ASSIGNMENT
Pick out the lines below that contain the string "CriptoDineroPRO" and copy them all.
(DATA EXCERPTS Opens)
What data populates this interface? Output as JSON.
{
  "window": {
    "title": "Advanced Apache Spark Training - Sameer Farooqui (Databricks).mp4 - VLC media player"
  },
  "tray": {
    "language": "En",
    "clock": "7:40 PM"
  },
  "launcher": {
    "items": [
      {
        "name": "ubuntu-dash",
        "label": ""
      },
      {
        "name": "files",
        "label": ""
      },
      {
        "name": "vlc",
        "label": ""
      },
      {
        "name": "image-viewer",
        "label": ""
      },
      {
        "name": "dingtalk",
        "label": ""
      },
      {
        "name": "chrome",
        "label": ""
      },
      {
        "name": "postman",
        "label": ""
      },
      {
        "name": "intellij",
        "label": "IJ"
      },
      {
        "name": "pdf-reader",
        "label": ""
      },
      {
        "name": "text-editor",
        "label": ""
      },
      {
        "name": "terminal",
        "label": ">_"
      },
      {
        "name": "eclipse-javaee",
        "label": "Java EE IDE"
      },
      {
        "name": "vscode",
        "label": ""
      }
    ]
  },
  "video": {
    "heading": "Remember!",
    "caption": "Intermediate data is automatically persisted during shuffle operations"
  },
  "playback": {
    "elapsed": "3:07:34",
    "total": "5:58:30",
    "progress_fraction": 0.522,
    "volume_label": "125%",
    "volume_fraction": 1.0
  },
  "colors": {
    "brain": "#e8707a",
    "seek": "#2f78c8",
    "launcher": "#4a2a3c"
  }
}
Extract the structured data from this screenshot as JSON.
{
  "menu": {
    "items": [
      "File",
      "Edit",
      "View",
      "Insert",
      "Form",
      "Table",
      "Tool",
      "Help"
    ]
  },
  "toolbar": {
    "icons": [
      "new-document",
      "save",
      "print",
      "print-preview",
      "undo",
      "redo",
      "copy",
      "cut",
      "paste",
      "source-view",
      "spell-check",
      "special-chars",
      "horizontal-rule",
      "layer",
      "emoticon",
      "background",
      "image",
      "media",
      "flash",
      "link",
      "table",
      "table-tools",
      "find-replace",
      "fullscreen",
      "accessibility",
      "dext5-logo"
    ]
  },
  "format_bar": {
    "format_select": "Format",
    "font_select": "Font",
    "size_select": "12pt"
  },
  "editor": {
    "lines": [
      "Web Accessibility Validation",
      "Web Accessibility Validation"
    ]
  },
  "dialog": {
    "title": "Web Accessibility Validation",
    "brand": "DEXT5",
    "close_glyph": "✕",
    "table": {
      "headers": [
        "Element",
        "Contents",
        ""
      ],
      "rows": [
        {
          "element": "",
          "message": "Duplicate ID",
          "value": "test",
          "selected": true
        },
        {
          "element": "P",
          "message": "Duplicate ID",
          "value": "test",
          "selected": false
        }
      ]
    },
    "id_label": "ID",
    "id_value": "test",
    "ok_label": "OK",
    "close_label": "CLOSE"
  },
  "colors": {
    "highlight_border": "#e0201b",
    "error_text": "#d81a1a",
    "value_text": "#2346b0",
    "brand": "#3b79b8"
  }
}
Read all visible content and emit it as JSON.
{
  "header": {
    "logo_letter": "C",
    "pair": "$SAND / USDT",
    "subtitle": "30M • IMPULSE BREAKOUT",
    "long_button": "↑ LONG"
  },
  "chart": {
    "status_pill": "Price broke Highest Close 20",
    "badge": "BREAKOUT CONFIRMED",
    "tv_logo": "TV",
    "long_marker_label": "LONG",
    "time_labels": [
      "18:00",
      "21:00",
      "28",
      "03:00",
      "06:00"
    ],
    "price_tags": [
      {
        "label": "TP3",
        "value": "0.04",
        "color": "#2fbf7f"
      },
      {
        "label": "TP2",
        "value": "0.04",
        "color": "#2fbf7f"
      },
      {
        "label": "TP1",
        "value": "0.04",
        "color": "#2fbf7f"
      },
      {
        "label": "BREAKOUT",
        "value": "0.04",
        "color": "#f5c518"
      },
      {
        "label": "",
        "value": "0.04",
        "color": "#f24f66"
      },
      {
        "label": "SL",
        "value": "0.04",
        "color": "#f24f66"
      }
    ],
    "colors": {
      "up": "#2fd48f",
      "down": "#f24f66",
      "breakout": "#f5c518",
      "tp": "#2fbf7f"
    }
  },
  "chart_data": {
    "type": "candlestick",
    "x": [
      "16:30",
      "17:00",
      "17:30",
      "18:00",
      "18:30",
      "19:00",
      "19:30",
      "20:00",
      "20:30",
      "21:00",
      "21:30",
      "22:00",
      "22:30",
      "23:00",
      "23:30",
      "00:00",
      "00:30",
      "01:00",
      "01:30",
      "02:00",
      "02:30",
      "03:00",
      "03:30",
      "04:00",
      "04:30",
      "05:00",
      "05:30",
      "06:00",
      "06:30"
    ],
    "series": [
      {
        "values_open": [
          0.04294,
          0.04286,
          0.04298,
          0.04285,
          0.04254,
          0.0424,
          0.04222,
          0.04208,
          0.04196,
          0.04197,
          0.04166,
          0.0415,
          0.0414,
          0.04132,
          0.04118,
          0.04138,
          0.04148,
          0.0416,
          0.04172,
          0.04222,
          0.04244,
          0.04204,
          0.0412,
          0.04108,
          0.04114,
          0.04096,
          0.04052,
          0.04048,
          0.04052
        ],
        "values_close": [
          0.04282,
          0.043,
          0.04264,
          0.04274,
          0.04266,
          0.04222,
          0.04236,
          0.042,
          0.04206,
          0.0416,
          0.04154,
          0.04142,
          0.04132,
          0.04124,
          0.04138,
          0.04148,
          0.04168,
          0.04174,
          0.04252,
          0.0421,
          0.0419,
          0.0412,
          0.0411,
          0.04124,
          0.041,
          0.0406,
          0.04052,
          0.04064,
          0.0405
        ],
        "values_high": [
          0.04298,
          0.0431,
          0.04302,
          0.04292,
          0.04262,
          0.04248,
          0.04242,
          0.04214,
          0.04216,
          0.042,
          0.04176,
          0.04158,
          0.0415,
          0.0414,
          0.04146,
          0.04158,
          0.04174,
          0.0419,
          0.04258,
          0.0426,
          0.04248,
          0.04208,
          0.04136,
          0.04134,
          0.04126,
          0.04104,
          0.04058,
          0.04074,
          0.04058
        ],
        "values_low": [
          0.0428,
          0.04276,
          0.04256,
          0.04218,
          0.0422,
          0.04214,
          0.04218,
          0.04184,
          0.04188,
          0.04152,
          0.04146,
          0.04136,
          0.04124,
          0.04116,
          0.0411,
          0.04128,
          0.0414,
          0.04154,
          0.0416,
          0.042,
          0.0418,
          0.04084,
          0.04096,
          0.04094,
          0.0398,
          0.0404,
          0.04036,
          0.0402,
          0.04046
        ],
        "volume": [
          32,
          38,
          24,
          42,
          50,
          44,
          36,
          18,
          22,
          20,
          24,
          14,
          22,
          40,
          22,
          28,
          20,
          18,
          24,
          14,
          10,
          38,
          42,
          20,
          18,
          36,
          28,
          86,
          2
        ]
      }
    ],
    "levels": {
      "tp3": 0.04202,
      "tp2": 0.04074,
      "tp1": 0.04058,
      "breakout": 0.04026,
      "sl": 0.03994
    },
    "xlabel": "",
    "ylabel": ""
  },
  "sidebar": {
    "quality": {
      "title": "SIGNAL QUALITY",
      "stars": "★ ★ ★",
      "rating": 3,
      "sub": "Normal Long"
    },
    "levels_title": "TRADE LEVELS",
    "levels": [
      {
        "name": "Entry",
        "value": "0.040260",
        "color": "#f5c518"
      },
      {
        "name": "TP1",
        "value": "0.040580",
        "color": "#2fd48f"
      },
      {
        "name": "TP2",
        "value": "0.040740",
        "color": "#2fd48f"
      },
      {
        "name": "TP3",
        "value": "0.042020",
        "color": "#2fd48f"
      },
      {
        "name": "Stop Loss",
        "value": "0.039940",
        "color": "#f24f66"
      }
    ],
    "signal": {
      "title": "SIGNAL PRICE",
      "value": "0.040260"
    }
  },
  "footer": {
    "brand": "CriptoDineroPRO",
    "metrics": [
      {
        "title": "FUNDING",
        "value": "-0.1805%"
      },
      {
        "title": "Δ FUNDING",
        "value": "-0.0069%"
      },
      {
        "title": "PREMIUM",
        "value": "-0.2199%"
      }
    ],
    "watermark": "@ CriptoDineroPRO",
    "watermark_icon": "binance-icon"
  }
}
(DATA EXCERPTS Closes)
ANSWER TO THIS PROBLEM
    "brand": "CriptoDineroPRO",
    "watermark": "@ CriptoDineroPRO",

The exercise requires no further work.